Then he saw that his methods for analyzing tides could also be applied to atmospheric movement. He showed that, hot air rising while Earth rotates will induce a secondary acceleration -- a so-called Coriolis acceleration. That's what creates the rotational motions of winds. He'd shown us how cyclonic storms work.
Prominence finally caught up with Ferrel. He took a high post with the Coast Survey. He was made a member, not only of the National Academy, but of several European academies as well. He truly was a giant in American science a century-and-a-half ago.
Now, thanks to Ferrel, when hurricanes come, we can predict them far enough ahead to seek cover. We have a basis for deciding to evacuate or to hunker down. And my friend's ship, the Ferrel, served as a refuge to its crew's families while Ike battered the Louisiana coast. It proved to be a sturdy safe haven against the very winds that its namesake had shown us how to anticipate.
I'm John Lienhard at the University of Houston, where we're interested in the way inventive minds work.
H. L. Burstyn, Ferrel, William. Dictionary of Scientific Biography, C. C. Gillispie, ed., Vol. IV (New York: Charles Scribner's Sons, 1975): pp. 590-592.

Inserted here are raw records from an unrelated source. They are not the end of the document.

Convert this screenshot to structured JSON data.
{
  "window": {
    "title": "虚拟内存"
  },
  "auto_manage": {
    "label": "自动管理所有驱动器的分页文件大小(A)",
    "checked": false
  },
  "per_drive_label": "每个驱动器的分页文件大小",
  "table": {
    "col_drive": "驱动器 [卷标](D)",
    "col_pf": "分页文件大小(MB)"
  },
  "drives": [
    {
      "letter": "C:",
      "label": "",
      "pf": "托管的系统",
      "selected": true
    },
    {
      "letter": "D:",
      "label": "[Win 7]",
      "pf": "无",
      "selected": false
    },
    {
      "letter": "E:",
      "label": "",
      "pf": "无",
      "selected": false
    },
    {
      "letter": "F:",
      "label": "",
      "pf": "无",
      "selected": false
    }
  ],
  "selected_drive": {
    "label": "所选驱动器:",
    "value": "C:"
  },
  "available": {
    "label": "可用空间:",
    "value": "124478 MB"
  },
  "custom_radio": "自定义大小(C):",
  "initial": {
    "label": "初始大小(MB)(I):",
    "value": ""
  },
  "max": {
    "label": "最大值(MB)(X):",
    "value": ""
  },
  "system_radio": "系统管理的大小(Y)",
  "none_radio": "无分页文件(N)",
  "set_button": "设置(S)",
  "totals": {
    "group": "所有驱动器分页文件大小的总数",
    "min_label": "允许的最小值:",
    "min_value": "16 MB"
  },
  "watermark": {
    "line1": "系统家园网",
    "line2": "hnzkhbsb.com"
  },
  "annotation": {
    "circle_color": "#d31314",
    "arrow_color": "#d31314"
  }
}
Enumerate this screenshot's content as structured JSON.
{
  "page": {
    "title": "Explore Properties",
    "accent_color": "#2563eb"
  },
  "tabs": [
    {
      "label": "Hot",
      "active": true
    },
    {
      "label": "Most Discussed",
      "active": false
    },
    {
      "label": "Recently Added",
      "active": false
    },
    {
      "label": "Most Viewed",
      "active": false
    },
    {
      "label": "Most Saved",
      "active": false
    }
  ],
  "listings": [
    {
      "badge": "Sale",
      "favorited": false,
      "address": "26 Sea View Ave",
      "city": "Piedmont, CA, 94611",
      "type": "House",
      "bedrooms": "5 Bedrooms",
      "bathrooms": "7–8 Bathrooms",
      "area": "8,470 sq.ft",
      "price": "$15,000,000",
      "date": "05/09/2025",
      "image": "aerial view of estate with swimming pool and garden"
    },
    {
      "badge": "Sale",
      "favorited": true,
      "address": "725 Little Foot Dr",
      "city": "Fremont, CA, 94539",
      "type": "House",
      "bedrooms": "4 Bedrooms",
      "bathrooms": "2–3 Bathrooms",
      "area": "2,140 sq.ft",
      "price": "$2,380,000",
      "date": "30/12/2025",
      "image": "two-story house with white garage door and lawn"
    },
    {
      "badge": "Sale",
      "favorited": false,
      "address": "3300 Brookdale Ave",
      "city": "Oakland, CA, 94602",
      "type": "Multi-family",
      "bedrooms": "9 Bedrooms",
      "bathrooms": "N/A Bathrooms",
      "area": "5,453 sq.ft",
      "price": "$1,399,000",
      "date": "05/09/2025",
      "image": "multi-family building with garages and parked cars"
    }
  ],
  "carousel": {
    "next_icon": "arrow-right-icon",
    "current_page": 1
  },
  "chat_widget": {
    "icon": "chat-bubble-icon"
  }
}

I am most grateful to Alton L. (Jerry) Warren, CEO of Reservoir Geophysical Corporation, for his counsel -- and for having rescued the fine NOAA ship Ferrel from a scrap yard in Norfolk, VA, where its distinguished career as a research vessel would otherwise have ended. Warren continued to use the vessel in the service of government and university oceanographic research. The image of William Ferrel is courtesy of Wikipedia Commons. Warren kindly provided the three ship photos.
Note added, September 22, 2017: A final crowning irony. The Warrens finally retired and sold the William Ferrel ship. Then, a British family of four took it to sea during the terrible Hurrican Maria. The storm capsized it on the shores of Puerto Rico, killing the husband. The wife and two boys were saved in a dramatic rescue by the combined forces of the US Coast Guard and the Royal British Navy. But the ship perished in a storm whose coming its namesake had helped to predict.
The Ferrel refurbished and reoutfitted
The Ferrel in dry dock, having just received a new coat of paint